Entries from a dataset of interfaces
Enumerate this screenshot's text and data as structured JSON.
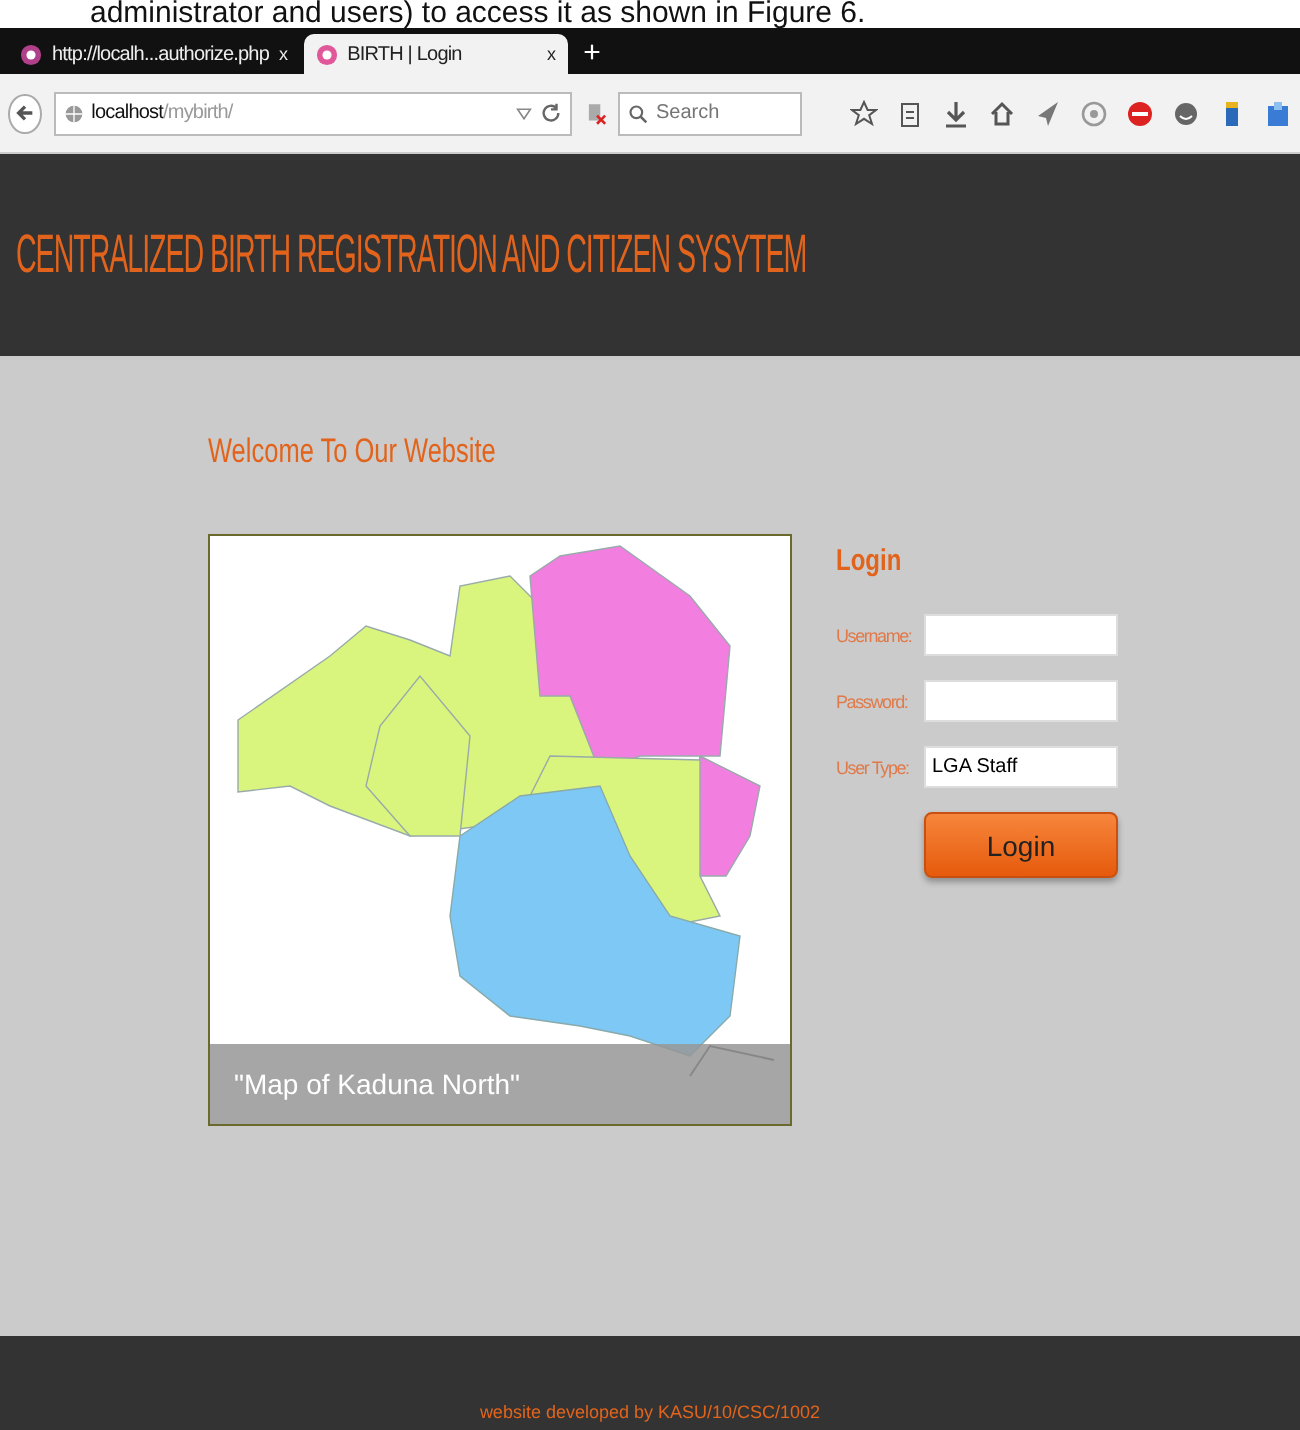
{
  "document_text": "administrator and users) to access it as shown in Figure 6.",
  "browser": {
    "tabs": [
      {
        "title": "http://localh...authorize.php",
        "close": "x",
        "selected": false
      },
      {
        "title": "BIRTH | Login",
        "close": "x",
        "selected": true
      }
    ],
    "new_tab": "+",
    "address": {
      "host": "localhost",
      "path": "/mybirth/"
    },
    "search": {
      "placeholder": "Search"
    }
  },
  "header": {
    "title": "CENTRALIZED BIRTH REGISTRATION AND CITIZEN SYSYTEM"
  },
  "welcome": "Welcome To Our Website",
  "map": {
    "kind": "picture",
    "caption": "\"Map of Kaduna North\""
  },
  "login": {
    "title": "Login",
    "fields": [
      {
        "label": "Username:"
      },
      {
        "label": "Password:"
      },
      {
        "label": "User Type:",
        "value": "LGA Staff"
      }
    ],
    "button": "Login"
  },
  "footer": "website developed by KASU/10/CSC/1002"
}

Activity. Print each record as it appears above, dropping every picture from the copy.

Reply to the task.
Enumerate this screenshot's text and data as structured JSON.
{
  "document_text": "administrator and users) to access it as shown in Figure 6.",
  "browser": {
    "tabs": [
      {
        "title": "http://localh...authorize.php",
        "close": "x",
        "selected": false
      },
      {
        "title": "BIRTH | Login",
        "close": "x",
        "selected": true
      }
    ],
    "new_tab": "+",
    "address": {
      "host": "localhost",
      "path": "/mybirth/"
    },
    "search": {
      "placeholder": "Search"
    }
  },
  "header": {
    "title": "CENTRALIZED BIRTH REGISTRATION AND CITIZEN SYSYTEM"
  },
  "welcome": "Welcome To Our Website",
  "map": {
    "kind": "picture",
    "caption": "\"Map of Kaduna North\""
  },
  "login": {
    "title": "Login",
    "fields": [
      {
        "label": "Username:"
      },
      {
        "label": "Password:"
      },
      {
        "label": "User Type:",
        "value": "LGA Staff"
      }
    ],
    "button": "Login"
  },
  "footer": "website developed by KASU/10/CSC/1002"
}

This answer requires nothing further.